on family crossing oceans . . .
I like to pretend the ocean is not small – that the plane flight between me and my family doesn’t carry significant sacrifice. But, I know that it does. . .that I have missed moments with my sisters, with my parents, with my nieces and nephews that I would not have missed if we lived on the other side of the ocean. We do our best when we come back for home assignment, but the 2 to 3 to 4 days is always a glimpse that leaves me feeling like I have only seen dimly into a beautiful picture. . .
Which is why Ashley and Jeremy and Emma and Chris’s visit to Kijabe was such a gift.
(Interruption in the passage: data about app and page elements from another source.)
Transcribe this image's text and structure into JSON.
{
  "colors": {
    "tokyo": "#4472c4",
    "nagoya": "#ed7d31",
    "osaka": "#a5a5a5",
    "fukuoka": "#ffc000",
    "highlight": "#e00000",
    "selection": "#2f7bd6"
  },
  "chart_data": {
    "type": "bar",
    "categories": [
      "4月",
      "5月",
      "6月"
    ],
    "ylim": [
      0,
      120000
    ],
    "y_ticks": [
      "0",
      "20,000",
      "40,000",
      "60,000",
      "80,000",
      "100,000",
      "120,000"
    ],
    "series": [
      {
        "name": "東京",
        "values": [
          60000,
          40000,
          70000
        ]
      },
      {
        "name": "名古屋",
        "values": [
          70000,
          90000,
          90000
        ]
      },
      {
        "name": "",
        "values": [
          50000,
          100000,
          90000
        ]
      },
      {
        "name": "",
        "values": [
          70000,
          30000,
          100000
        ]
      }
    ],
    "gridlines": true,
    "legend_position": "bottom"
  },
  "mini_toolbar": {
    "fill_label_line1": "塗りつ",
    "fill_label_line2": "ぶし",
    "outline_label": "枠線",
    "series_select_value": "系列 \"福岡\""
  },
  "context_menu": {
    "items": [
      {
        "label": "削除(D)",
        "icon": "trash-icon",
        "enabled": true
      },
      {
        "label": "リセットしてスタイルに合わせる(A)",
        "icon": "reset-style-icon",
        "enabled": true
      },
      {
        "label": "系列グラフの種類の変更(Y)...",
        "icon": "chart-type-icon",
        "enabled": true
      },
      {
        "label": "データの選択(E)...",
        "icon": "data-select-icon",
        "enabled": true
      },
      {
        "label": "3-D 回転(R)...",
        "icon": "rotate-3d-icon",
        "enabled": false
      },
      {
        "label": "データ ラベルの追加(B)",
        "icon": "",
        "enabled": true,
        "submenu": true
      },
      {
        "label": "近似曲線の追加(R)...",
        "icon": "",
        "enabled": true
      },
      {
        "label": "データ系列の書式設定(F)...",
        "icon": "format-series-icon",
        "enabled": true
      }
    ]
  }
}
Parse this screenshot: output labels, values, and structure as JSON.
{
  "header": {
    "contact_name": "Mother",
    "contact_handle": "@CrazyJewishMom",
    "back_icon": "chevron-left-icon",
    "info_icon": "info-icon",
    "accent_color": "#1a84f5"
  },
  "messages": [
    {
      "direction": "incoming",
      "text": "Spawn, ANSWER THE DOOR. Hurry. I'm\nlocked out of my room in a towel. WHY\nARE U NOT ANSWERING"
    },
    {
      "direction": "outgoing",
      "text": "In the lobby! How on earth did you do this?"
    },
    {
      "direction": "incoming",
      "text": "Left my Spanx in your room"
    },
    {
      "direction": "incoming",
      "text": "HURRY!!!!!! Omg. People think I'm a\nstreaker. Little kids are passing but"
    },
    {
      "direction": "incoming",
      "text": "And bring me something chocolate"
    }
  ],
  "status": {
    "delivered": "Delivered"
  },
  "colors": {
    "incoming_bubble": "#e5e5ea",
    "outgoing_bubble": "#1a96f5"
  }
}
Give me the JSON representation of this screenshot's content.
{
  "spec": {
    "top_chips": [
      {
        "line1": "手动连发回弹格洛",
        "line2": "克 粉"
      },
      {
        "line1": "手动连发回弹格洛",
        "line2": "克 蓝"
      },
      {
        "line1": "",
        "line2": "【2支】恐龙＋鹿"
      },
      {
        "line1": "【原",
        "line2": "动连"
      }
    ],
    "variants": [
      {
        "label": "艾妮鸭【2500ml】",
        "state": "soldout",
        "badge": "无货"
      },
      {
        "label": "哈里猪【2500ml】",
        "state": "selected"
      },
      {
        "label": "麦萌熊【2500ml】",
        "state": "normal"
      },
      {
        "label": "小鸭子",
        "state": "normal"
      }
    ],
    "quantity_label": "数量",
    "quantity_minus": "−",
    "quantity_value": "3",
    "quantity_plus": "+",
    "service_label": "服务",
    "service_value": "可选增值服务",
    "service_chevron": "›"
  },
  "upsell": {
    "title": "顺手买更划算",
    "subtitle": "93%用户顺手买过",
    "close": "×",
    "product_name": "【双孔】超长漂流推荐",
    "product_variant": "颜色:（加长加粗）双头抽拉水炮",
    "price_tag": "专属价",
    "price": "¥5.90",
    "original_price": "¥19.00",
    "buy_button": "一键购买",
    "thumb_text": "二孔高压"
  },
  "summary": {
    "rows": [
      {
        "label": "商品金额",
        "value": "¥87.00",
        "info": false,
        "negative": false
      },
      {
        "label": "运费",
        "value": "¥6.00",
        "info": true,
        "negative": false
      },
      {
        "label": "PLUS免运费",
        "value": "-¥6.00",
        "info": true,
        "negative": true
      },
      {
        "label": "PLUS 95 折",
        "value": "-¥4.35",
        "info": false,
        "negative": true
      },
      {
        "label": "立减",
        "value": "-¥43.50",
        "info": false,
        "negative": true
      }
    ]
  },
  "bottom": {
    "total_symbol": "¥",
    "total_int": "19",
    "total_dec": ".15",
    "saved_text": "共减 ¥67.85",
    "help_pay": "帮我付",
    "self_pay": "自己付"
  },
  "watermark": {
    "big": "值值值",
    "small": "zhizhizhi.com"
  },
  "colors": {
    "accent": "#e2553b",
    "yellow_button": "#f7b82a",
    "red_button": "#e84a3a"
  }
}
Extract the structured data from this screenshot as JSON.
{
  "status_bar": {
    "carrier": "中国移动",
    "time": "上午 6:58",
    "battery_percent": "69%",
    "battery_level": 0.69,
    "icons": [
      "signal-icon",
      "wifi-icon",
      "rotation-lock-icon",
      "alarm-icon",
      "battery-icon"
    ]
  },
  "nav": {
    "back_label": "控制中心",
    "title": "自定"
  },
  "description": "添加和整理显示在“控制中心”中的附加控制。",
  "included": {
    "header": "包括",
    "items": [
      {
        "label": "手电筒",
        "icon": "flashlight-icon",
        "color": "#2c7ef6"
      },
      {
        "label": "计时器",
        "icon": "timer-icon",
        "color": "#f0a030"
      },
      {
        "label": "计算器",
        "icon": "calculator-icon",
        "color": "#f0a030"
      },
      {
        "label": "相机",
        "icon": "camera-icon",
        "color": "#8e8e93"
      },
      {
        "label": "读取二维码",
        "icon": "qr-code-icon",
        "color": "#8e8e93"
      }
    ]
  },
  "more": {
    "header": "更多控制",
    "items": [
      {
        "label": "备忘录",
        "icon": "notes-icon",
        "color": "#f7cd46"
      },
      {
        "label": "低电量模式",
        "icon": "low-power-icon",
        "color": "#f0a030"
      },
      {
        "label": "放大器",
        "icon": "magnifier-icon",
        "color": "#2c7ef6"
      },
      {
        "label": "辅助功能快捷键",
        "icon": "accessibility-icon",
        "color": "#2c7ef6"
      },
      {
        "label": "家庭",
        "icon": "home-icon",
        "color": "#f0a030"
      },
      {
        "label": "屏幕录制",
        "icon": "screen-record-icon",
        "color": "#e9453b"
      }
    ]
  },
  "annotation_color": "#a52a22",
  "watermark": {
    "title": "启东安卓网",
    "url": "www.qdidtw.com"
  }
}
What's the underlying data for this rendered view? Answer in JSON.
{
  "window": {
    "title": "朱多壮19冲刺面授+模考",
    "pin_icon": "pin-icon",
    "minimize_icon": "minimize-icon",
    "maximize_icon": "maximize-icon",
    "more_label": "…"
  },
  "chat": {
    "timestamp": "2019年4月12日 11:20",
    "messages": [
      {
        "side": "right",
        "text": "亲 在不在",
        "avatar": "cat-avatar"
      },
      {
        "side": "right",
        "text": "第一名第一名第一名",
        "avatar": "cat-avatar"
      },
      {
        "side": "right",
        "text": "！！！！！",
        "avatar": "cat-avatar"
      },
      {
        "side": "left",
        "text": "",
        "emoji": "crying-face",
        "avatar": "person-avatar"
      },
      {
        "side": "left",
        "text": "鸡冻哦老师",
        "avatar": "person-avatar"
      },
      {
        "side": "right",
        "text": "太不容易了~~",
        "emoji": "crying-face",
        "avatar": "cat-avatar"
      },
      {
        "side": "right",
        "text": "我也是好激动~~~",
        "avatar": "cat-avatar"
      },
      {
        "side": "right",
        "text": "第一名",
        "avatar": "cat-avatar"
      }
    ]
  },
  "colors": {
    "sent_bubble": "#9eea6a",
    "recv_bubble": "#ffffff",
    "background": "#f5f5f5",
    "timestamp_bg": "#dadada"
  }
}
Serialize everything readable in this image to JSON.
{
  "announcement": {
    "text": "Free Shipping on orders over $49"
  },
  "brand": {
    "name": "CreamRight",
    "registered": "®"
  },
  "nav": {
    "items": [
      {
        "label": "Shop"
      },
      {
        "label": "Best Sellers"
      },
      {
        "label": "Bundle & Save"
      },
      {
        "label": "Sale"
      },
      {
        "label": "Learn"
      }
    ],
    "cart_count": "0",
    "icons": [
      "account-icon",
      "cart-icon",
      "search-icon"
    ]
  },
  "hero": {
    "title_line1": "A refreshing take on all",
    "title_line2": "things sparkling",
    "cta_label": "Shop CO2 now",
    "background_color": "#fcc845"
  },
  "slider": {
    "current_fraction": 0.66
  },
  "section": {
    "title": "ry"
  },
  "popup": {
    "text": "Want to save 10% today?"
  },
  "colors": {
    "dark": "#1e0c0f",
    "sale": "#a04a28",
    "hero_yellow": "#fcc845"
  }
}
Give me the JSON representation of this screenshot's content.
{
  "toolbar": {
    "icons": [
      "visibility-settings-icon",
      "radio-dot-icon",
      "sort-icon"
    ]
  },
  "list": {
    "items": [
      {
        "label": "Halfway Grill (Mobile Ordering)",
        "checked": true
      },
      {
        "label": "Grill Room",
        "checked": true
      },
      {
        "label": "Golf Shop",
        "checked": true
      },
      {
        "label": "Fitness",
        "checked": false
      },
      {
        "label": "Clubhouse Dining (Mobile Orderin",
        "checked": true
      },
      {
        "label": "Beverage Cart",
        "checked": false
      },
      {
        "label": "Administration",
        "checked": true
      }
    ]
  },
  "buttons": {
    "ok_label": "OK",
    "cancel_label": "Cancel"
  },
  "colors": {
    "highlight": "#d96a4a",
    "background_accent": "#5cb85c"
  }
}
Emma was born 6 months before we moved to Kenya and Christ a couple years after. . . and as Ashley and I talked, we realized how much our 6 year age gap made a difference in how we knew each other growing up. She was 8 when I started my busy high school years – and when I came back to North Carolina, she saw David more than me as I studied and survived medical school and then moved away for residency.
As we looked at baby lions and watched galloping giraffes, as they marvelled at monkeys out the window and washed hundreds of dishes with us, as we hiked up and down the valley and through the fairy woods, I loved seeing our life through their eyes. Even more so, though, I loved getting to know this incredible family that I love so deeply – to have time for more than an intentional but limited catch up – to watch and cuddle and play and laugh and live together – to share coffee and mukimo and chapati. To be.
We talked about easy things and hard things, about what is next and what was, about what we know and what we struggle to understand. Ashley and Emma hid hundreds of tiny ducks all over our house which we are still finding and giggling about. (I will never forget the wonder on Belle’s face when she found the first one before we knew where they were coming from. . .) Christmas morning we opened presents and stockings, ate cinnamon rolls and drank orange juice, and I stayed in my pajamas until well after noon. We finished an impossible puzzle together as a team, and hiked to hidden waterfalls. Their last day, we squeezed in every last memory we could – baby rhinos and baby elephants, fancy food and outdoor playgrounds, beads and bowling, and final hugs goodbye as they headed to the airport and we waved them out of the parking lot.
Sometimes, this life gives the gift of an extended breath, of being seen and loved in intentional ways, of chances to reconnect and build bizarrely beautiful core memories. It allows deepen the most formative relationships, and for this, as we close 2023 and begin 2024, I am grateful.